### Directions for this task:
Read the data and repeat all of it exactly.

#### Extracted records

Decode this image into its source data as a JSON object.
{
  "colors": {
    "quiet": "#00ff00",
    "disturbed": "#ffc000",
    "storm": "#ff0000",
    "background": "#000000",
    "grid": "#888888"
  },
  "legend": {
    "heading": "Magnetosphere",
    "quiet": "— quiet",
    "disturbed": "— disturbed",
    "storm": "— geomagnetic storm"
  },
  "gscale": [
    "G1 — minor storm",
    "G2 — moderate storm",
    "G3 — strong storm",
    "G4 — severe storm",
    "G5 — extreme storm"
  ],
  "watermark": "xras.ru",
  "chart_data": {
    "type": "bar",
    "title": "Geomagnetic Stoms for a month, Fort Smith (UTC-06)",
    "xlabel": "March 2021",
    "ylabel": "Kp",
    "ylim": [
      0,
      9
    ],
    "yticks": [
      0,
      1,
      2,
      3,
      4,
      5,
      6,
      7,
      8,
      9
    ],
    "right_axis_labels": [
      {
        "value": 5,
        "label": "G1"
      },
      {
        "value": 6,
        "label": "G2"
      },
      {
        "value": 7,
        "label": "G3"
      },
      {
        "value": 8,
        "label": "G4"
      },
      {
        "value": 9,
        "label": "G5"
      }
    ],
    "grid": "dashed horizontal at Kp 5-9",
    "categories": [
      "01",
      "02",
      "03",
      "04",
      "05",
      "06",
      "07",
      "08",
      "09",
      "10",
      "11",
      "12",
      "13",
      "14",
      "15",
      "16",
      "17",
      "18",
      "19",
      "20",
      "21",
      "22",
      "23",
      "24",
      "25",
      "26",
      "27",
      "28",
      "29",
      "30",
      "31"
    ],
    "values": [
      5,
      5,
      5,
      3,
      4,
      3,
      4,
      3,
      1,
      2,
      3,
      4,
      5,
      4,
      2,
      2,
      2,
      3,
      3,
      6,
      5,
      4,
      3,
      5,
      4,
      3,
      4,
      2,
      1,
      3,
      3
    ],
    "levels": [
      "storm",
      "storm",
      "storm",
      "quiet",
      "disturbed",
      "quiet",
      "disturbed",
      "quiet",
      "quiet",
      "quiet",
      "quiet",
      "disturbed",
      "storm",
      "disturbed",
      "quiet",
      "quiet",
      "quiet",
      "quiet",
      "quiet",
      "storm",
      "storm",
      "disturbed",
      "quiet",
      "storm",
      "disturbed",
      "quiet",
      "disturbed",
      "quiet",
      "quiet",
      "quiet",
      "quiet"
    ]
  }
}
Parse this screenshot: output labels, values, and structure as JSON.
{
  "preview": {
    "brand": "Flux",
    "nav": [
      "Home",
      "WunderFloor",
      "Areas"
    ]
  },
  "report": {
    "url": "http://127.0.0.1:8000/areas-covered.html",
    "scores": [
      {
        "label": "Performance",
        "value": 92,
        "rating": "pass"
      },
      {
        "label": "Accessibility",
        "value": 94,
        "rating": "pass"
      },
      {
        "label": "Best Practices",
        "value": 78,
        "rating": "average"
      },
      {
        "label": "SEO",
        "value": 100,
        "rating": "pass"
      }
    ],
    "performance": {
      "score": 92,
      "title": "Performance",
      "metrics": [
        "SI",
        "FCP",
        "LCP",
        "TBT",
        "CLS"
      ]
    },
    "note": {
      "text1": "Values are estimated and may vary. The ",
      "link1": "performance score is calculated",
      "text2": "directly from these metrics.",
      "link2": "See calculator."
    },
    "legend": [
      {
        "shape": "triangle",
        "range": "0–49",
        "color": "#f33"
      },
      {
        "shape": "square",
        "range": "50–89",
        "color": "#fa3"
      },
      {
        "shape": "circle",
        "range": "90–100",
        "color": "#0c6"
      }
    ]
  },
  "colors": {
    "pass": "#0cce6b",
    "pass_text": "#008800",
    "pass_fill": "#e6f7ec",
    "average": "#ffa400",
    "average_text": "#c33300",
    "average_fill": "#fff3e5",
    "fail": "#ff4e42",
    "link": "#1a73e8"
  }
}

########

### Your response:
Decode this image into its source data as a JSON object.
{
  "colors": {
    "quiet": "#00ff00",
    "disturbed": "#ffc000",
    "storm": "#ff0000",
    "background": "#000000",
    "grid": "#888888"
  },
  "legend": {
    "heading": "Magnetosphere",
    "quiet": "— quiet",
    "disturbed": "— disturbed",
    "storm": "— geomagnetic storm"
  },
  "gscale": [
    "G1 — minor storm",
    "G2 — moderate storm",
    "G3 — strong storm",
    "G4 — severe storm",
    "G5 — extreme storm"
  ],
  "watermark": "xras.ru",
  "chart_data": {
    "type": "bar",
    "title": "Geomagnetic Stoms for a month, Fort Smith (UTC-06)",
    "xlabel": "March 2021",
    "ylabel": "Kp",
    "ylim": [
      0,
      9
    ],
    "yticks": [
      0,
      1,
      2,
      3,
      4,
      5,
      6,
      7,
      8,
      9
    ],
    "right_axis_labels": [
      {
        "value": 5,
        "label": "G1"
      },
      {
        "value": 6,
        "label": "G2"
      },
      {
        "value": 7,
        "label": "G3"
      },
      {
        "value": 8,
        "label": "G4"
      },
      {
        "value": 9,
        "label": "G5"
      }
    ],
    "grid": "dashed horizontal at Kp 5-9",
    "categories": [
      "01",
      "02",
      "03",
      "04",
      "05",
      "06",
      "07",
      "08",
      "09",
      "10",
      "11",
      "12",
      "13",
      "14",
      "15",
      "16",
      "17",
      "18",
      "19",
      "20",
      "21",
      "22",
      "23",
      "24",
      "25",
      "26",
      "27",
      "28",
      "29",
      "30",
      "31"
    ],
    "values": [
      5,
      5,
      5,
      3,
      4,
      3,
      4,
      3,
      1,
      2,
      3,
      4,
      5,
      4,
      2,
      2,
      2,
      3,
      3,
      6,
      5,
      4,
      3,
      5,
      4,
      3,
      4,
      2,
      1,
      3,
      3
    ],
    "levels": [
      "storm",
      "storm",
      "storm",
      "quiet",
      "disturbed",
      "quiet",
      "disturbed",
      "quiet",
      "quiet",
      "quiet",
      "quiet",
      "disturbed",
      "storm",
      "disturbed",
      "quiet",
      "quiet",
      "quiet",
      "quiet",
      "quiet",
      "storm",
      "storm",
      "disturbed",
      "quiet",
      "storm",
      "disturbed",
      "quiet",
      "disturbed",
      "quiet",
      "quiet",
      "quiet",
      "quiet"
    ]
  }
}
Parse this screenshot: output labels, values, and structure as JSON.
{
  "preview": {
    "brand": "Flux",
    "nav": [
      "Home",
      "WunderFloor",
      "Areas"
    ]
  },
  "report": {
    "url": "http://127.0.0.1:8000/areas-covered.html",
    "scores": [
      {
        "label": "Performance",
        "value": 92,
        "rating": "pass"
      },
      {
        "label": "Accessibility",
        "value": 94,
        "rating": "pass"
      },
      {
        "label": "Best Practices",
        "value": 78,
        "rating": "average"
      },
      {
        "label": "SEO",
        "value": 100,
        "rating": "pass"
      }
    ],
    "performance": {
      "score": 92,
      "title": "Performance",
      "metrics": [
        "SI",
        "FCP",
        "LCP",
        "TBT",
        "CLS"
      ]
    },
    "note": {
      "text1": "Values are estimated and may vary. The ",
      "link1": "performance score is calculated",
      "text2": "directly from these metrics.",
      "link2": "See calculator."
    },
    "legend": [
      {
        "shape": "triangle",
        "range": "0–49",
        "color": "#f33"
      },
      {
        "shape": "square",
        "range": "50–89",
        "color": "#fa3"
      },
      {
        "shape": "circle",
        "range": "90–100",
        "color": "#0c6"
      }
    ]
  },
  "colors": {
    "pass": "#0cce6b",
    "pass_text": "#008800",
    "pass_fill": "#e6f7ec",
    "average": "#ffa400",
    "average_text": "#c33300",
    "average_fill": "#fff3e5",
    "fail": "#ff4e42",
    "link": "#1a73e8"
  }
}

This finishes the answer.